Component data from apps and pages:
* * *
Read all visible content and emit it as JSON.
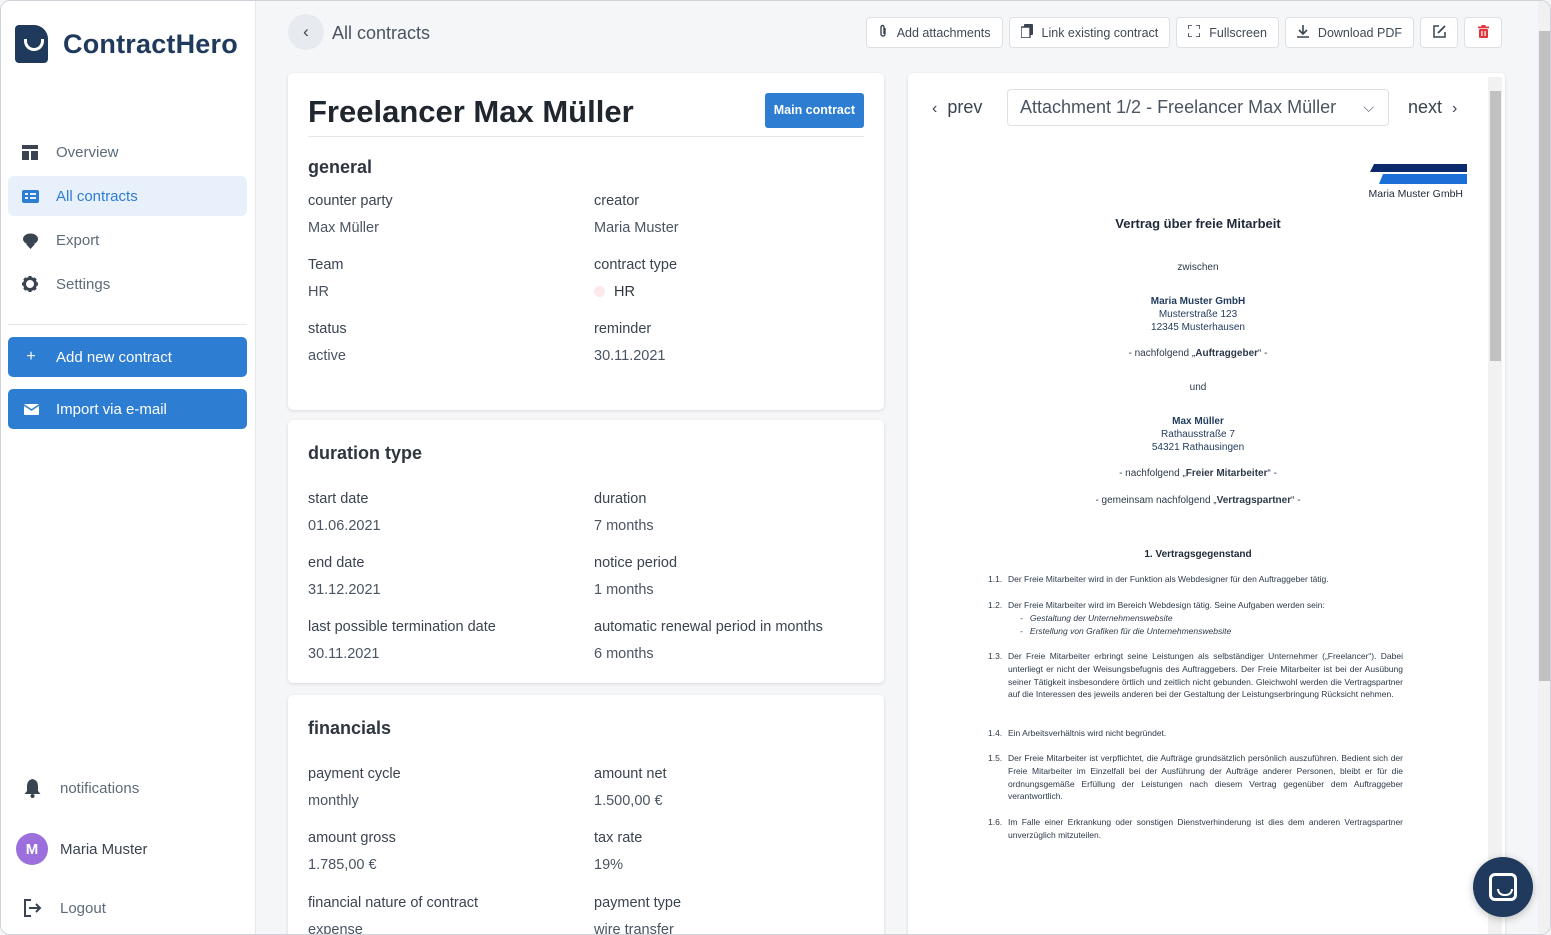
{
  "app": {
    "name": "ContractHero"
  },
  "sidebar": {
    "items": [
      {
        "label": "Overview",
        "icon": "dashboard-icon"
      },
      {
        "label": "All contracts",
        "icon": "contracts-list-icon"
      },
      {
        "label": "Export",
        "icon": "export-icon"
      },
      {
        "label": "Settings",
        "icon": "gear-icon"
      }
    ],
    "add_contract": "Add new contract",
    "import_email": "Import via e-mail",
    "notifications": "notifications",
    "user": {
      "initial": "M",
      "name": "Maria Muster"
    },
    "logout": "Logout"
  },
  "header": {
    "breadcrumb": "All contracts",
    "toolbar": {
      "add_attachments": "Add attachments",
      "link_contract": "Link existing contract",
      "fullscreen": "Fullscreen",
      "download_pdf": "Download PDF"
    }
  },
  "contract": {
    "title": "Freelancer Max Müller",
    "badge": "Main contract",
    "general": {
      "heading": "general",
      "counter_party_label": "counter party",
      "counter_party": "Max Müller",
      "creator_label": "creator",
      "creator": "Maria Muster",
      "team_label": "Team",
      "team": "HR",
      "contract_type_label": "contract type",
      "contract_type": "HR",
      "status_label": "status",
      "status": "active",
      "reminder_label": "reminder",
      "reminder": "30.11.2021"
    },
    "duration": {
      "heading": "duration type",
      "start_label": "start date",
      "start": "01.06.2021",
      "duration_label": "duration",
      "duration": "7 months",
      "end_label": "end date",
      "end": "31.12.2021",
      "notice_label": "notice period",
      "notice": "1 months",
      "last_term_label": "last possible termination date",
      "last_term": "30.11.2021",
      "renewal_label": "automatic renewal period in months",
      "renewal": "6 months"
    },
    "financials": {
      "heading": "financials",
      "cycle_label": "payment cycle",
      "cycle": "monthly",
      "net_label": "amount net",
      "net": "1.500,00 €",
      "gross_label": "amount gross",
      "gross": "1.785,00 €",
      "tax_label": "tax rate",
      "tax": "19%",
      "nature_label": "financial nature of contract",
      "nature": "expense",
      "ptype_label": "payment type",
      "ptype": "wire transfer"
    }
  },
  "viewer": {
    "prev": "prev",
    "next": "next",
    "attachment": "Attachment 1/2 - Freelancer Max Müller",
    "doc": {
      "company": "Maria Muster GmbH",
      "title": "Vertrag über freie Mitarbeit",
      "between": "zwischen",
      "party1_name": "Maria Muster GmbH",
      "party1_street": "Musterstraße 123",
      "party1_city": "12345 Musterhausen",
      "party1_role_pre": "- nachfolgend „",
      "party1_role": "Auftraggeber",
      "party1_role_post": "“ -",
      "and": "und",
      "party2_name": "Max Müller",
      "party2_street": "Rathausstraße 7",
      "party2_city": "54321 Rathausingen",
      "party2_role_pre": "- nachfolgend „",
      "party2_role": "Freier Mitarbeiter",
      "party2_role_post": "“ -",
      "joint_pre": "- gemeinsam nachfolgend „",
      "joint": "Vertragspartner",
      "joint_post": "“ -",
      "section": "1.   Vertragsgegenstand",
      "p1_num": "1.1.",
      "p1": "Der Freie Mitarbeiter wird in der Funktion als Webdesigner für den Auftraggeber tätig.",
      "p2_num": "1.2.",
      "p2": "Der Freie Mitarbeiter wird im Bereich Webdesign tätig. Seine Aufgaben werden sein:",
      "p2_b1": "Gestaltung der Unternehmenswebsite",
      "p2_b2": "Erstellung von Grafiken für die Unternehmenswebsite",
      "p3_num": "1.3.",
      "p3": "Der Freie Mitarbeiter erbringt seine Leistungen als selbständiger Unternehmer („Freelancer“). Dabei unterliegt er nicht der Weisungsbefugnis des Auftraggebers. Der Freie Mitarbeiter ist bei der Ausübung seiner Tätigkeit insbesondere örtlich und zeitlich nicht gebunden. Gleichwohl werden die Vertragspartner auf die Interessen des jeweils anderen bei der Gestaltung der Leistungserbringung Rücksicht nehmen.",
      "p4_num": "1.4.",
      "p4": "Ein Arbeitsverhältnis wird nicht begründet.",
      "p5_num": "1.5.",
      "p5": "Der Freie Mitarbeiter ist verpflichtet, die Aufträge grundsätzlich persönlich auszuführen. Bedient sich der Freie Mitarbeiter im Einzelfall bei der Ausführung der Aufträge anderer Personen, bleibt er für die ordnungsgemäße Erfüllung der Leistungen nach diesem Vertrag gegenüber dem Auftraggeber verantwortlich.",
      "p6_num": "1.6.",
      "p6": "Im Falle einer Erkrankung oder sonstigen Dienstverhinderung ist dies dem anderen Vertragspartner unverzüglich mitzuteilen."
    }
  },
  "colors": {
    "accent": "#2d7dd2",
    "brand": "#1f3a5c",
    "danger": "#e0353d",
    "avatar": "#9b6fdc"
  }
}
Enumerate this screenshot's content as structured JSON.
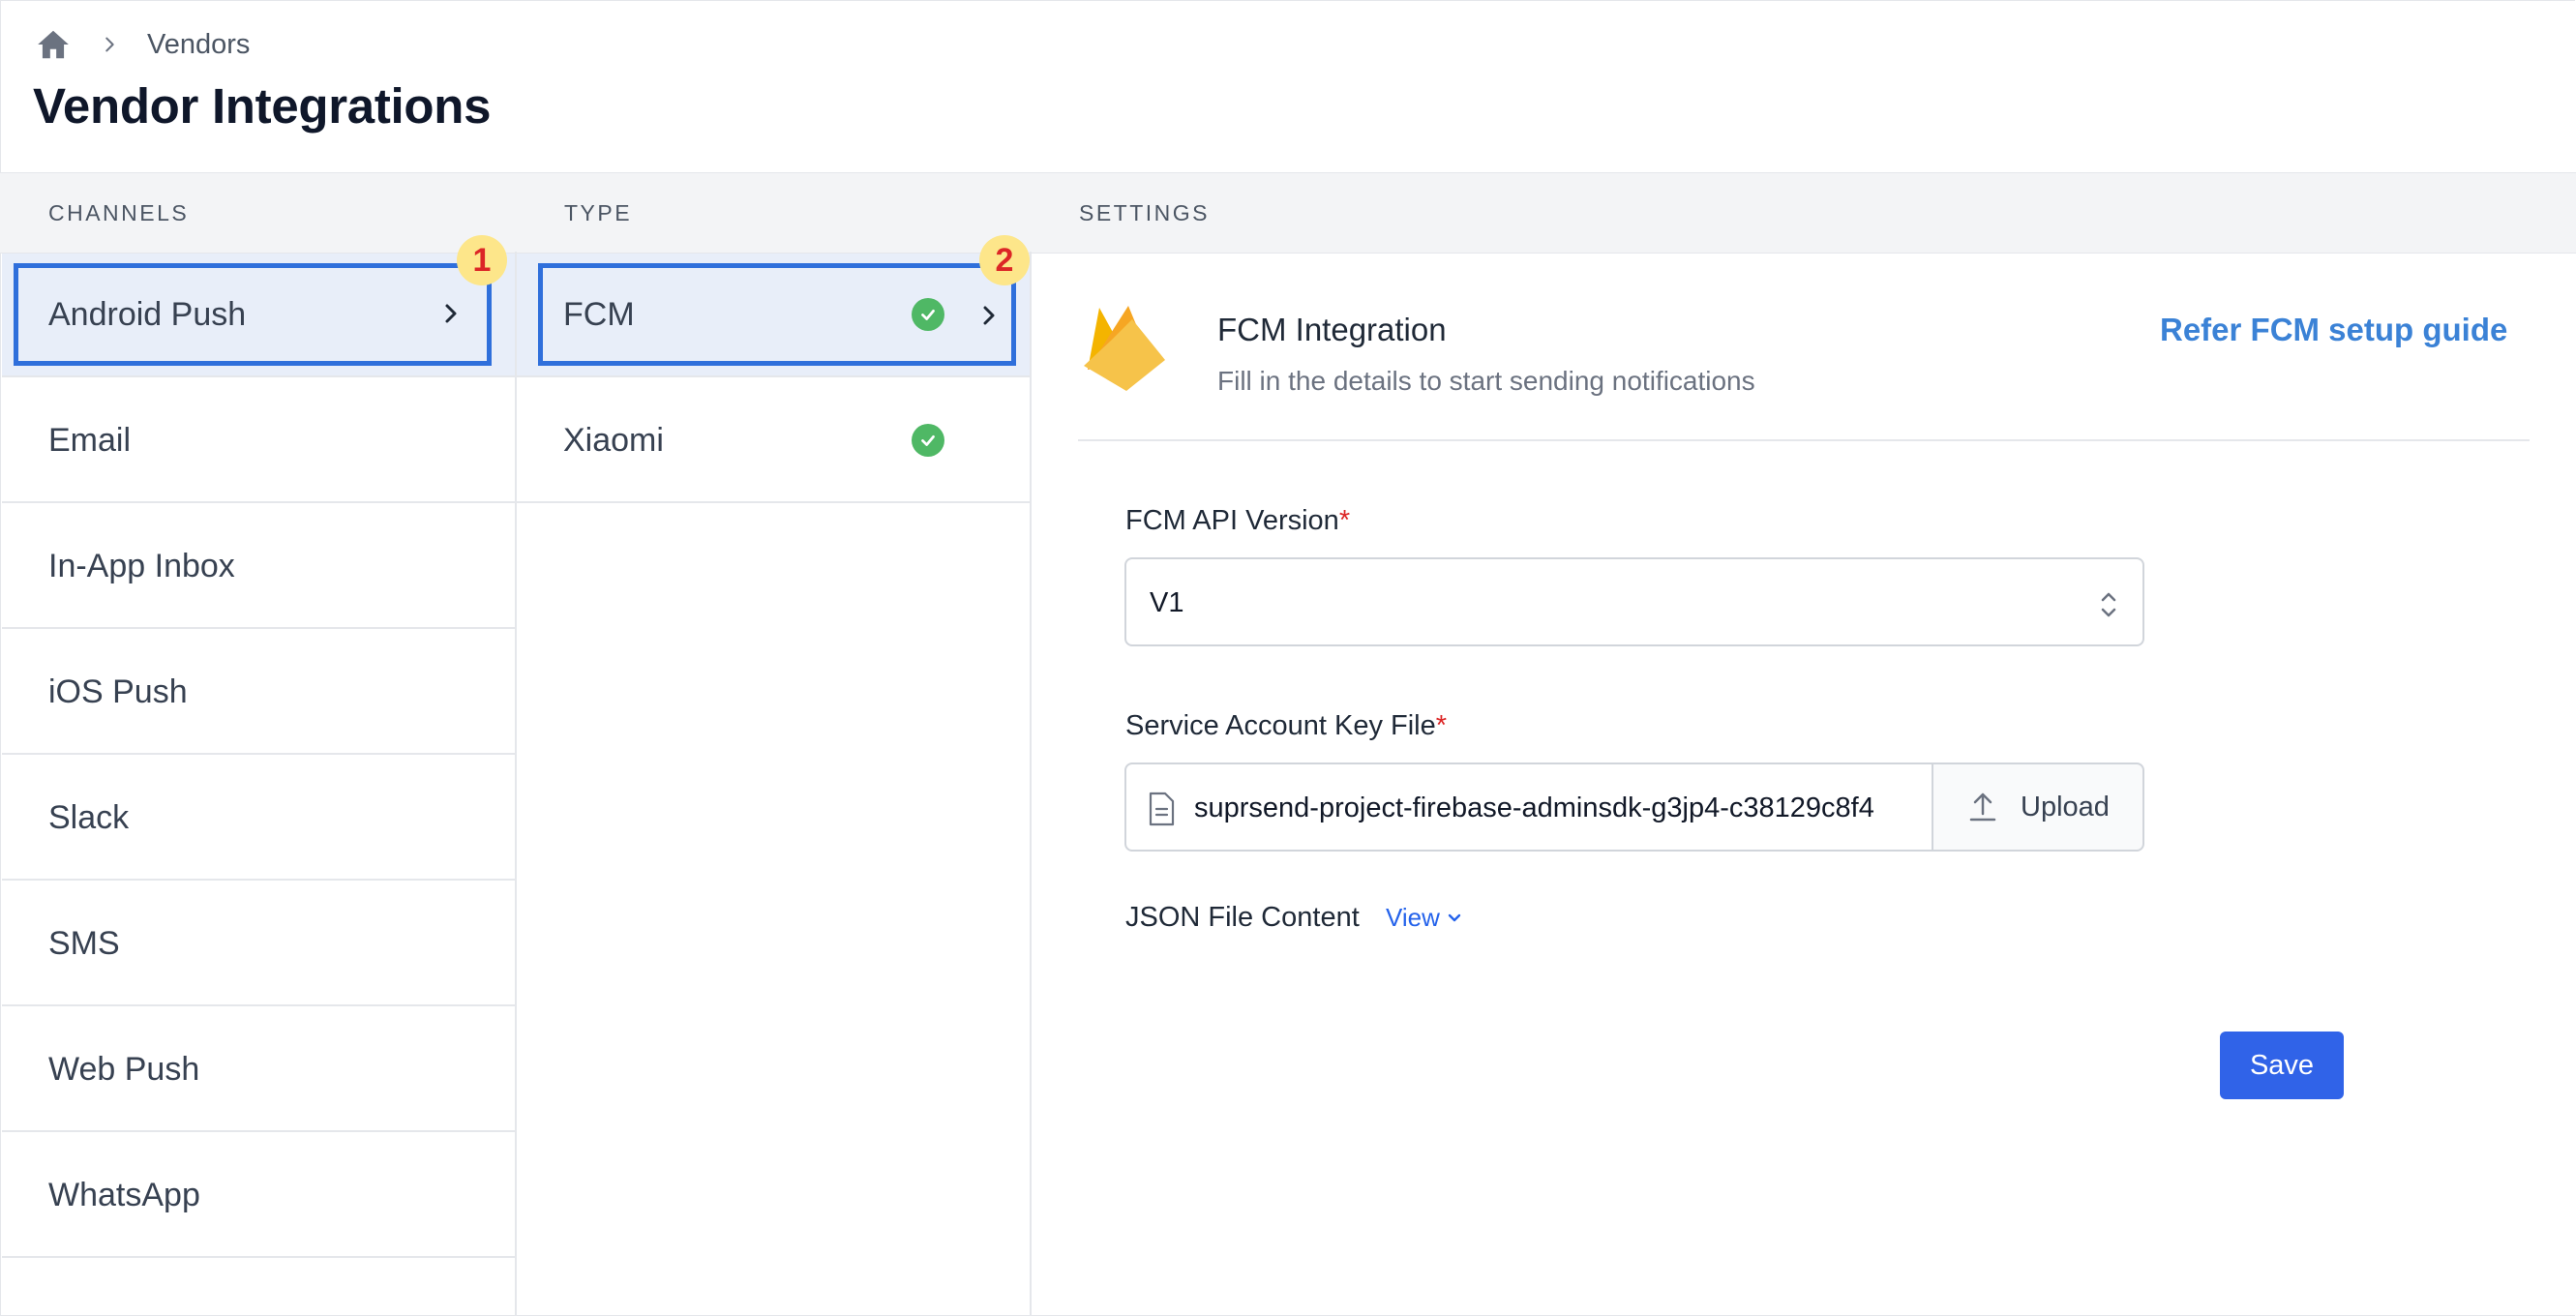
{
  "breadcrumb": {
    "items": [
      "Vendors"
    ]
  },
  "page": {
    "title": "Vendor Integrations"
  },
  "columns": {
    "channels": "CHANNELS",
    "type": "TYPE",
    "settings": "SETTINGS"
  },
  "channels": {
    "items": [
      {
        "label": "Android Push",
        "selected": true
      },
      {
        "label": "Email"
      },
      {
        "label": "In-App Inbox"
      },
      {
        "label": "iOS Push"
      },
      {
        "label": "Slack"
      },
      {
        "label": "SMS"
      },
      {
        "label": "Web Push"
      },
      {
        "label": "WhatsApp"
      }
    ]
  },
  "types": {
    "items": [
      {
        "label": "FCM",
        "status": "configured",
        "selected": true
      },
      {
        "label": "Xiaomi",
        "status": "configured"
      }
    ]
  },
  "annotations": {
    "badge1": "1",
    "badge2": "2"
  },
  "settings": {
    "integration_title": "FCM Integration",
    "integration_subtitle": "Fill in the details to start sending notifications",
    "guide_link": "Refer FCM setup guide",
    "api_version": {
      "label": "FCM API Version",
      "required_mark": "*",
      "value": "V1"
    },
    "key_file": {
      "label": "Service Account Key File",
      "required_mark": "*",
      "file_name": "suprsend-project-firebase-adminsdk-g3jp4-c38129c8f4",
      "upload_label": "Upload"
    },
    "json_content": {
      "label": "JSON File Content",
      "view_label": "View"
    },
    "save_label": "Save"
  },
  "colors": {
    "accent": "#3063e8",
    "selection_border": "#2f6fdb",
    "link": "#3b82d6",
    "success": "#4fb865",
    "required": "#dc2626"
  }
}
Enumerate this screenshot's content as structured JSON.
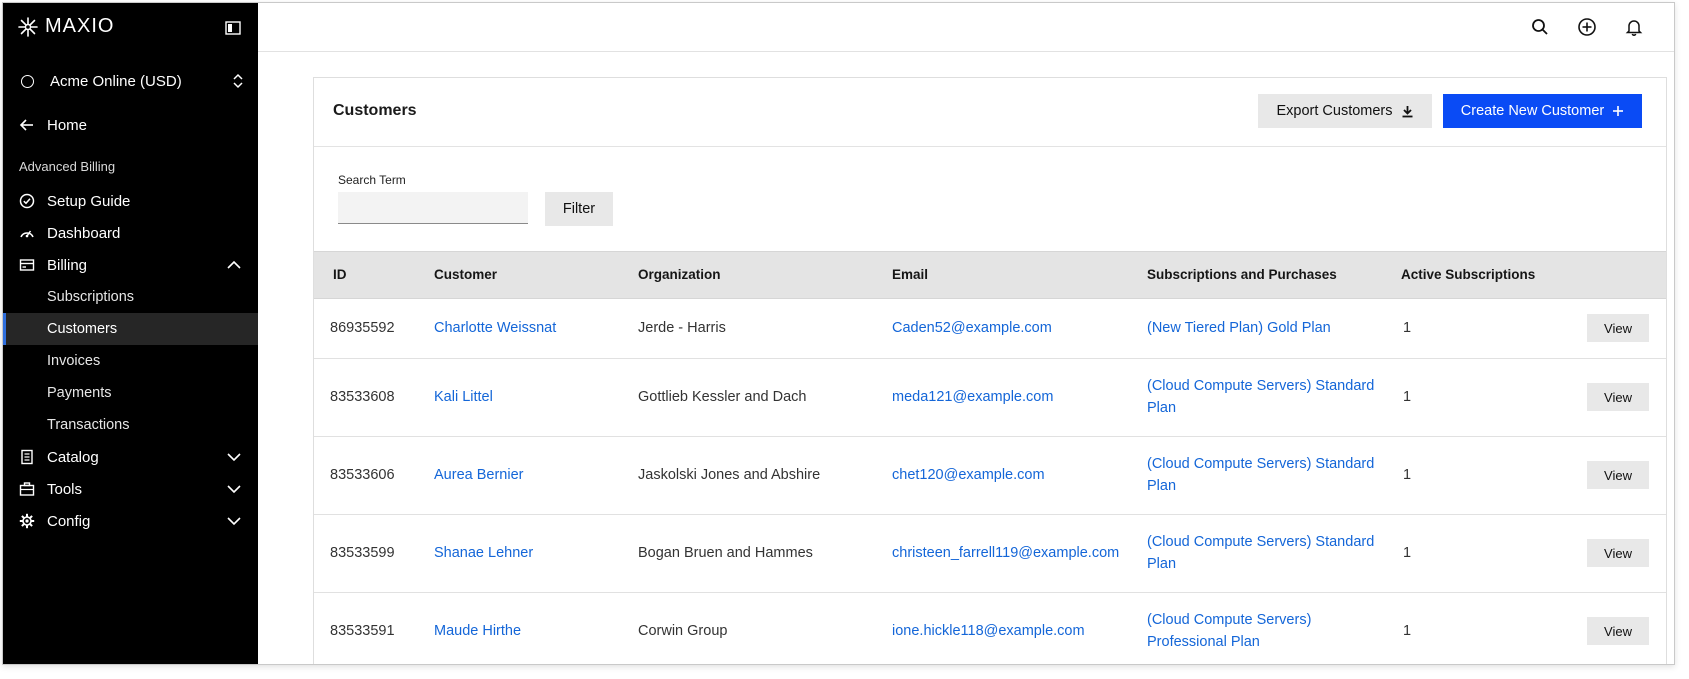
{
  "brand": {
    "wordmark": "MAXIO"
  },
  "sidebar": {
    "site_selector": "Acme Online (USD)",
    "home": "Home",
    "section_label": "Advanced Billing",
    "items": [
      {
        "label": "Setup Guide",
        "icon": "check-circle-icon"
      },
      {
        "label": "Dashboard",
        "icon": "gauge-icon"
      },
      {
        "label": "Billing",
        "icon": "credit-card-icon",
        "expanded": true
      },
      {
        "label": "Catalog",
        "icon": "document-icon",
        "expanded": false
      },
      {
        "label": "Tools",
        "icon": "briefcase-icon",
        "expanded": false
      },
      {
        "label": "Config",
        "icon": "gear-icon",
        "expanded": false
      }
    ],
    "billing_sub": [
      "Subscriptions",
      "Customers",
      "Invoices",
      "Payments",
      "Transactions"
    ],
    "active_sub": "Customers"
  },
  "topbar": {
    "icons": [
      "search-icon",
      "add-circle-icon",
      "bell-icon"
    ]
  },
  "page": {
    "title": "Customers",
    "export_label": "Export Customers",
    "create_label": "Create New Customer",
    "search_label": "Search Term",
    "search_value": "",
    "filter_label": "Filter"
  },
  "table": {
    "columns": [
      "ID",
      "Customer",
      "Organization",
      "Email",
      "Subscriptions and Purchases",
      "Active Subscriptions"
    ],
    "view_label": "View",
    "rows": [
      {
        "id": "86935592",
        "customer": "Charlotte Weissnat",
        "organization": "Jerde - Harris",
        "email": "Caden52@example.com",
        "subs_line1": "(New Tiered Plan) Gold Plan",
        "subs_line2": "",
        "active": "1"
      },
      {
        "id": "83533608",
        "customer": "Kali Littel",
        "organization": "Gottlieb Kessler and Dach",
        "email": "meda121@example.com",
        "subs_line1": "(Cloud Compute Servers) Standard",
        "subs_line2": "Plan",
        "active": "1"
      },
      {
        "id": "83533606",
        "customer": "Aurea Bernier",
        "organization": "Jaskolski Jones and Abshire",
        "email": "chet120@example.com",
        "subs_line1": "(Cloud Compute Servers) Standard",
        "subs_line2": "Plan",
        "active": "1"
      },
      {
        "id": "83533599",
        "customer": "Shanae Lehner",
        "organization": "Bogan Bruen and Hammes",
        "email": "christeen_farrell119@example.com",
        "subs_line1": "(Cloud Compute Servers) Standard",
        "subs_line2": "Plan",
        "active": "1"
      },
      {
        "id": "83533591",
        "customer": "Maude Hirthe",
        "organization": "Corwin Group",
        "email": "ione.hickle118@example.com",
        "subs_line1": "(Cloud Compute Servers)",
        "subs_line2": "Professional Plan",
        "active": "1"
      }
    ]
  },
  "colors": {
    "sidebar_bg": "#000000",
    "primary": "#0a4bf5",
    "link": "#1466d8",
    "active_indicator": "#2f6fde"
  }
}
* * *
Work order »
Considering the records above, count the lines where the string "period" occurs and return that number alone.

Answer to the problem »
2